Exercise prompt ->
A faithful copy of the whole listing is required, with nothing left out.

Records provided ->
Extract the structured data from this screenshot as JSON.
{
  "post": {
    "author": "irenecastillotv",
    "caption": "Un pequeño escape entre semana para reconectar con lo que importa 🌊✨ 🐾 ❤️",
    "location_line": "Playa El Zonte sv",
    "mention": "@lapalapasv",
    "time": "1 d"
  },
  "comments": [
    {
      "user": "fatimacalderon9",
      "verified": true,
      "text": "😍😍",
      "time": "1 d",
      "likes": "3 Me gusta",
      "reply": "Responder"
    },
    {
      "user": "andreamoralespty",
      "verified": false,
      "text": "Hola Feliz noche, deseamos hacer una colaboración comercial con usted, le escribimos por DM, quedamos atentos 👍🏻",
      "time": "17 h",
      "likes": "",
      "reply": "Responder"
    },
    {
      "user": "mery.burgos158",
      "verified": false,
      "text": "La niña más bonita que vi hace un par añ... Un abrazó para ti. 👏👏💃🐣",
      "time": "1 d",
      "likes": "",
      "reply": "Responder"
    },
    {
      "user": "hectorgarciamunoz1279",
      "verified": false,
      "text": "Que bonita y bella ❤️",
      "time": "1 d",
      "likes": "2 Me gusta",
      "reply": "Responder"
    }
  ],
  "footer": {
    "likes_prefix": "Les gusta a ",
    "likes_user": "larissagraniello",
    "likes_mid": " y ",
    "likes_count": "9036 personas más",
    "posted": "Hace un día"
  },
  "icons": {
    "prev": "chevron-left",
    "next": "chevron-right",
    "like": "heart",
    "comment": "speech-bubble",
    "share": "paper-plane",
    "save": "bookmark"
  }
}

Task solution ->
Extract the structured data from this screenshot as JSON.
{
  "post": {
    "author": "irenecastillotv",
    "caption": "Un pequeño escape entre semana para reconectar con lo que importa 🌊✨ 🐾 ❤️",
    "location_line": "Playa El Zonte sv",
    "mention": "@lapalapasv",
    "time": "1 d"
  },
  "comments": [
    {
      "user": "fatimacalderon9",
      "verified": true,
      "text": "😍😍",
      "time": "1 d",
      "likes": "3 Me gusta",
      "reply": "Responder"
    },
    {
      "user": "andreamoralespty",
      "verified": false,
      "text": "Hola Feliz noche, deseamos hacer una colaboración comercial con usted, le escribimos por DM, quedamos atentos 👍🏻",
      "time": "17 h",
      "likes": "",
      "reply": "Responder"
    },
    {
      "user": "mery.burgos158",
      "verified": false,
      "text": "La niña más bonita que vi hace un par añ... Un abrazó para ti. 👏👏💃🐣",
      "time": "1 d",
      "likes": "",
      "reply": "Responder"
    },
    {
      "user": "hectorgarciamunoz1279",
      "verified": false,
      "text": "Que bonita y bella ❤️",
      "time": "1 d",
      "likes": "2 Me gusta",
      "reply": "Responder"
    }
  ],
  "footer": {
    "likes_prefix": "Les gusta a ",
    "likes_user": "larissagraniello",
    "likes_mid": " y ",
    "likes_count": "9036 personas más",
    "posted": "Hace un día"
  },
  "icons": {
    "prev": "chevron-left",
    "next": "chevron-right",
    "like": "heart",
    "comment": "speech-bubble",
    "share": "paper-plane",
    "save": "bookmark"
  }
}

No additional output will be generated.